The delicacy of liberalism is the rule, rather than the exception, throughout history. For all that Trump campaigns on, he never uses rhetoric based on the words “liberty” or “freedom.” We all have different definitions of what these words mean or to what extent we value liberty over other political goals. But Trump doesn’t value them at all. Censorship of the press, removal of judicial independence, religious litmus testing for not only migrants but also citizens…these are things that would threaten the underlying ethos of America and what I consider to be the political intellectual descendants of the Enlightenment. Trump would send us back to the Dark Ages.

When I think of the last eight or so years when I started to become focused on policy and developed a generally libertarian viewpoint, the political issues I vehemently disagreed with people on seem laughably minor compared to the issues this election. Fighting over the employment effects of a $9 versus $7.25 Federal minimum wage was an adorable quibble during a time when we could wake up knowing politicians weren’t going to say women who had abortions should be punished under the law. Arguing over how to price parking in cities or the efficacy of a 3-cent tax on carbonated beverages is embarrassingly trivial compared to the issues that Trump brings to the global political landscape.

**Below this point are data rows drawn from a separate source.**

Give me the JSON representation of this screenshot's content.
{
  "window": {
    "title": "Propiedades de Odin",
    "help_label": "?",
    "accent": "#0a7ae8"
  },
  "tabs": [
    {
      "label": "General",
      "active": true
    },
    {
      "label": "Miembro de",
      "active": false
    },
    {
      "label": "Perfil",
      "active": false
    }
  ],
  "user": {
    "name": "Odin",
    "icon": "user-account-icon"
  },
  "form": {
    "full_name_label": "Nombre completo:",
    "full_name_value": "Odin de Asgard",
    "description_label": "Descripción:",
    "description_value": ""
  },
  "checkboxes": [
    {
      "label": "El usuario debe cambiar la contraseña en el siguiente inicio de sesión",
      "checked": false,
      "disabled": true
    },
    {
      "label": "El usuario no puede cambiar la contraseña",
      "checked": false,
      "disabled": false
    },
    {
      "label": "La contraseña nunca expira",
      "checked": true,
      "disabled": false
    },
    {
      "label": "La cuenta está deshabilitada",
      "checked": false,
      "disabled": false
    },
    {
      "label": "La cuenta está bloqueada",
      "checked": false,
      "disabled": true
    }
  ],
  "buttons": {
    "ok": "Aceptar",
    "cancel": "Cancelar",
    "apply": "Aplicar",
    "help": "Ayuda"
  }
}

I will say that, within a window of what we might call the status quo political landscape, Hillary will actually be a pretty damn good President. After decades of being in “the game,” she knows how to play it and get stuff done. I think Obama’s first term was filled with surprises of how realistic a President needs to be when working with an opposition Congress. Hillary is a seasoned vet in the landscape and will know how to work the system. My libertarian dreams of nearly-open borders and total drug legalization probably won’t happen under her. But under reasonable expectations, I think she has the ability to be a better two-term President than Obama.

Hillary has her faults, do not get me wrong. I still think a lot of her economic plans are foolish and misguided/ineffective efforts to help the poor. Her hawkishness on foreign policy makes me very uncomfortable. The e-mail stuff does not sit well. I still think there are a lot of squeamish parallels between the Underwoods and the Clintons. In most other elections, I could understand not wanting to endorse some of her baggage by refusing to vote for her. But this election is much different. A Trump victory is something we may not recover from.

So please, Berners, get out there and save the Republic.